"You're essentially a single parent, responsible for maintaining the stability of a home and that always remained your greatest challenge," Alma said in the interview. "Your job was to make a home wherever you were. We never pined for a place. Home was where we were together as a family, wherever that was."
As her husband's profile grew, Alma took on many roles outside of their home and raising a family. She wrote children's books and has served as the chair of the board of directors for America's Promise Alliance and as part of an advisory board on Historically Black Colleges and Universities for former President Barack Obama.
She also doted on her husband at home, leaving him comfort foods like warm soup for him to enjoy when he came home late from overseeing a war in the Persian Gulf, according to a 1995 Newsweek profile of the couple
But when Colin was contemplating a presidential campaign ahead of the 2000 election, Alma reportedly drew a line.
"Whatever I do we will do as a team," he told Ebony magazine, according to Newsweek, "[The presidency] is the only job in public life where the spouse gets a title and a role to perform. And so we both will have to be comfortable with it."
Which Alma was not.
Journalist Bob Woodward wrote in his book Bush at War that she said she would leave her husband if he decided to campaign for the White House. "Running for president, making her first lady was not what she wanted for her life," Woodward wrote.
Alma worried primarily about her husband's safety, Newsweek reported. Although she believed that Colin could protect himself on the battlefield, there was little he could do as president to ensure his own life, friends told the news magazine.
RELATED: Colin Powell's Life in Photos
That article also raised as a factor the unpredictability of politics when compared to the familiar world of military service, which in 2006 Alma called "the most stabilizing" situation in her life because of its inherent loyalties, sense of duty and focused missions.
At a party to celebrate the Powells' 50th wedding anniversary, a friend praised Alma as a "woman who speaks her mind." Indeed, her husband never ran for president though his name would come up again and again over the years — despite his own career controversies, most infamously when he pushed for the invasion of Iraq in a 2003 U.N. speech and claimed, falsely, that Sadam Hussein held weapons of mass destruction. (Later in life, he said he regretted the episode while still arguing, "We had a lot of successes.")
At Colin Powell's stately funeral on Friday at the Washington National Cathedral, son Michael spoke of his parents' love and the home they created for their kids despite their strong commitments in service to their country.

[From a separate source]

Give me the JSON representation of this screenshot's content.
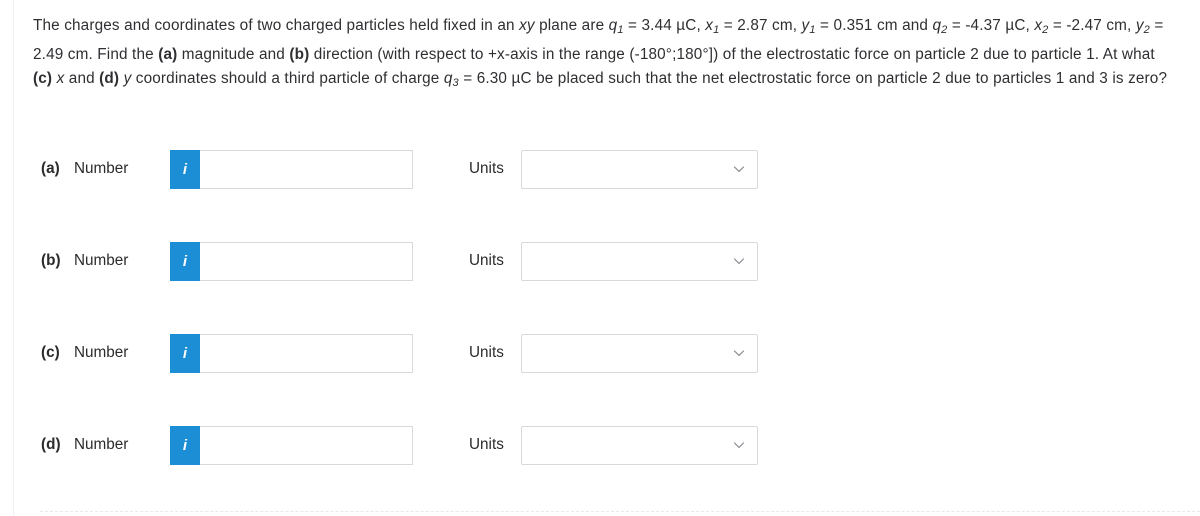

"Our family life was unregimented. No morning revelry of marching drills. It was a warm and joyous and loving home anchored by our strong and graceful mother, Alma," he said. "Our parents taught us right. They taught us wrong. And they taught us to take responsibility for our actions and never to blame others. Disappointing them was the worst punishment we could imagine."